After playing catch-up with a surge in production in 2021 following delays and full national lockdowns in 2020, French production retained a sense of stability in 2022 but is still under pre-pandemic levels, according to an annual report from France’s National Cinema Centre (CNC) released on Wednesday (March 29).
The figures showed a surge in production from US streamers and a rise in investment from international co-productions, signs of a giant shift in the filmmaking landscape in the country.
After film production skyrocketed by 43.5% year on year to 340 films made in 2021 compared to just 237 in 2020, France’s film industry has continued its production pace with 287 films made in 2022, a return to its decade-long average, but still 13 films less than its 2017-2019 average.
The number of French majority productions dipped compared to pre-Covid years, but producers are making less for more. In 2022, there were 208 French-initiated movies. This is a far smaller number than the 233 films produced in 2017-2019 but more than the 200 films made each year prior to 2010. Streamers shake up the scene and co-productions climb Streamers shake up the scene, and co-productions riseThe biggest shift in the figures for 2022 is the arrival of US streamers. These streamers must invest in local production according to windowing laws. Streamers also continue to invest locally in language features. In 2022, 17 films were prefinanced by streaming platforms, compared to one in 2021. Netflix dominated the field with eight films made for an average budget of EUR2.22m each, Prime Video followed with five films made for an average budget of EUR270,000 and Disney made four films with an average budget of EUR490,000Total investment reached EUR1.18 bn, driven by a record number of co-productions that the CNC owes to “the end of pandemic restrictions” and thus, “an increase in foreign contributions.” French investment was EUR898.5, a 6.2% dip from the 2017-2019 average, while foreign investment jumped 22.3% to EUR283.7m.International co-productions hit a record high level of 144 films made over the year. 50.2% of all films in France were co-produced in 2022. This was the highest level since 2003. Record number of co-productions with minorities was achieved. There were a record number of 79 minority co-productions. France produced 33 films in 2022, compared with 45 in 2021, and 39 in the past decade.
76.4% French majority productions were fiction films with an average budget of EUR5.1m, which is 7.6% more than 2019. Animated films accounted for just seven of the 208 films made, but saw their average budgets jump 145.3% from 2019 to EUR14.5m and documentaries remained stable at 21% of the films made, an a slight 1.8% drop in average budget to EUR560,000.
Five films had budgets of over EUR7m. Production investments remained stable at 39.5%, compared to 2017-2019 average, while broadcasters, long-time investors in French cinema, accounted for 29.7%. This is on par with 2017-2018 figures. Canal+, which invested EUR117.3m in French majority productions in 2022 (the highest level of broadcasting investment since 2016), remains the largest investor. France Televisions’ France 2 was the top investor among public channels, making up 14.6% of total investments in 2022.
The figures were also
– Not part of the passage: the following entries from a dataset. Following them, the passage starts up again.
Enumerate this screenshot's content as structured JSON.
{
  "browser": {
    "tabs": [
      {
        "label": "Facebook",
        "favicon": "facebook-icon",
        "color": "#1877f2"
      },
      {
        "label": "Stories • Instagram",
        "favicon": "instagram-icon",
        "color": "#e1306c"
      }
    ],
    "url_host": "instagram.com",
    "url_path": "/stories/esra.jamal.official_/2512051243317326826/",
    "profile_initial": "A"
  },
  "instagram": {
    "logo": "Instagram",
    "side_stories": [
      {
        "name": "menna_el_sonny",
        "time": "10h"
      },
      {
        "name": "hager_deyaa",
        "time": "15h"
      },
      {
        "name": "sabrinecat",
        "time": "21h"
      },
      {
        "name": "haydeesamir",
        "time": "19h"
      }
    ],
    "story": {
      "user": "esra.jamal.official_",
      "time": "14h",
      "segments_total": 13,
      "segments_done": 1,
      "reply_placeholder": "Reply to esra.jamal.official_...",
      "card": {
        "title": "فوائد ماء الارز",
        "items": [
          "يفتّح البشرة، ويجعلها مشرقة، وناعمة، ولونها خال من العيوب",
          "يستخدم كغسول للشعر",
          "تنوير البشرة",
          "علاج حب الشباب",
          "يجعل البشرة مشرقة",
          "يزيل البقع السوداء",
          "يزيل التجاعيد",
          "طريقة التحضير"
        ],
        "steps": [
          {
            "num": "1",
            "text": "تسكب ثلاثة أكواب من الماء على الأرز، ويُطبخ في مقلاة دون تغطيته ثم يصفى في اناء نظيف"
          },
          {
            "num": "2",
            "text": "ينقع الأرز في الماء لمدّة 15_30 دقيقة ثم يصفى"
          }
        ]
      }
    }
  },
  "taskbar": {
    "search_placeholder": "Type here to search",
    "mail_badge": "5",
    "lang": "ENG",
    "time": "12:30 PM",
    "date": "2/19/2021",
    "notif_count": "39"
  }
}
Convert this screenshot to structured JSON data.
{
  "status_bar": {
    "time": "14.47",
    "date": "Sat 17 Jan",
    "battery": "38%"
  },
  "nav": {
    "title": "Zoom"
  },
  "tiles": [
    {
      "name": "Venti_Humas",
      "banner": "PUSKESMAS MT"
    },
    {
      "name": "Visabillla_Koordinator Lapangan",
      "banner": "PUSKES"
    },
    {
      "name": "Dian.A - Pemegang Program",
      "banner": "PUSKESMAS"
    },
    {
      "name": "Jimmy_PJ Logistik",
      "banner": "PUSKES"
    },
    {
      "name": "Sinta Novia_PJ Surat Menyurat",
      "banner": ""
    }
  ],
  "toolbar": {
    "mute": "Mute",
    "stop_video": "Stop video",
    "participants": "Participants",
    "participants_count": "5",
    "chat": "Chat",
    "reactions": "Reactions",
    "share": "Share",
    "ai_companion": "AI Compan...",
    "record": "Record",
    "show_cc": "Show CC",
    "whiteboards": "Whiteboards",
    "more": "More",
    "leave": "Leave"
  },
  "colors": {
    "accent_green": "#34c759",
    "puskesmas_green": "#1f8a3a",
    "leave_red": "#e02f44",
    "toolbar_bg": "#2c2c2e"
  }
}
forward with the CNC reporting that 69 films, one third of French- majority productions, were directed or co-directed by female filmmakers, “the highest in history.”
The total number of shooting days was down, however, in line with the slight drop in number of overall productions compared to 2021’s post-Covid catch-up. The total number of shooting days decreased by 15.1% over the 2017-2019 average to 5,352 days. The number of shooting days abroad fell by 15.1% compared to the 2017-2019 average, to a total of 5,352 days. However, this is still below the pre-pandemic levels (1,436 days).
Financial investment in French film depends on ticket sales, so as the country recovers at the box office, production figures should reflect the country’s resurgence in the months and years ahead. The CNC’s study was limited to French majority productions and coproductions. It does not include not-yet released figures about foreign expenditure in the territory for international productions that are eligible for the tax rebate, the TRIP.